As the first Black fellow of the American Institute of Chemical Engineers. In recognition of his outstanding career and community service, he became the namesake of the William W. Grimes Award for Excellence in Chemical Engineering, the award Andre Palmer received now.
Chemical engineering at large has not had the benefit of attracting many minorities, so it is notable that Ohio State has been something of a leader in this area. Bill Grimes was not the first Black student to graduate with a chemical engineering degree -- he followed in the footsteps of another Ohio State Chemical Engineering pioneer: Dr. Harry James Green, Jr. ('32 BS, '43 PhD). Harry Green was the first African American student at The Ohio State University to earn a chemical engineering degree and eleven years later, Green became the first African American in the United States to earn a doctorate in chemical engineering, once again at Ohio State. An outstanding scholar, Green had obtained a master's degree from MIT before returning to Ohio State to earn his PhD, and afterwards became a successful academic at North Carolina A&T. After several years, he joined telecommunications equipment manufacturer Stromberg-Carlson, where he "saved the day" by developing a process and equipment to convert coal into a special type of carbon the firm needed for its transmitters, but had been having trouble obtaining. In 1959, Green became supervisor of manufacturing research and development in the production engineering department.

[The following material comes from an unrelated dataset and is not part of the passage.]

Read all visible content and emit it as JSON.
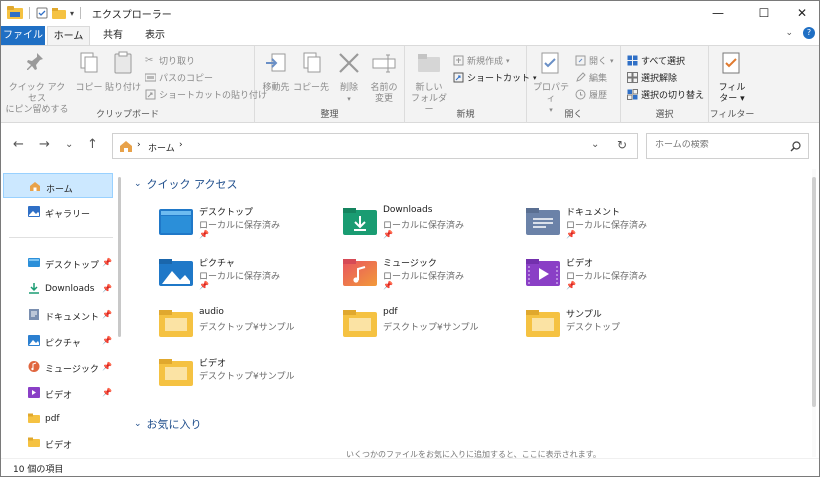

Ohio State has also been a leader in terms of women pursuing advanced studies in chemical engineering: the first woman in the United States to obtain a PhD in engineering was a graduate of Ohio State's chemical engineering department. Yun-Hao “Ruth” Feng Fang graduated from Ohio State's chemical engineering department with an MS in 1928 and her PhD in 1931. Feng made great contributions to cellulose chemistry and the development and utilization of bast fiber (fiber from plants), promoting the development of China’s fiber textile industry, particularly textiles made from the fiber found in ramie plants/grasses.
About Andre Palmer
Andre Palmer, who obtained his PhD from Johns Hopkins University in 1998, is a former department chair of the William G. Lowrie Department of Chemical and Biomolecular Engineering who is currently serving out a term as associate dean for research in the College of Engineering (2021-2024). In 2019, he was named a Fenburr Ohio Eminent Scholar, having been selected for the prestigious state-wide endowed chair in recognition of his breakthrough research innovations. Palmer is a recipient of the coveted National Science Foundation CAREER Award as well as the Lloyd N. Ferguson Young Scientist Award from the National Organization for the Professional Advancement of Black Chemists and Chemical Engineers. He serves on the International Scientific Advisory Committee on Blood Substitutes and is a member of the Bioengineering, Technology, and Surgical Sciences Study Section at the National Institutes of Health. In addition to his recently-announced AIChE Fellow status, he is also a fellow of the American Institute for Medical and Biological Engineering (AIMBE), which represents the top two percent of researchers in the medical and biological engineering community in the country.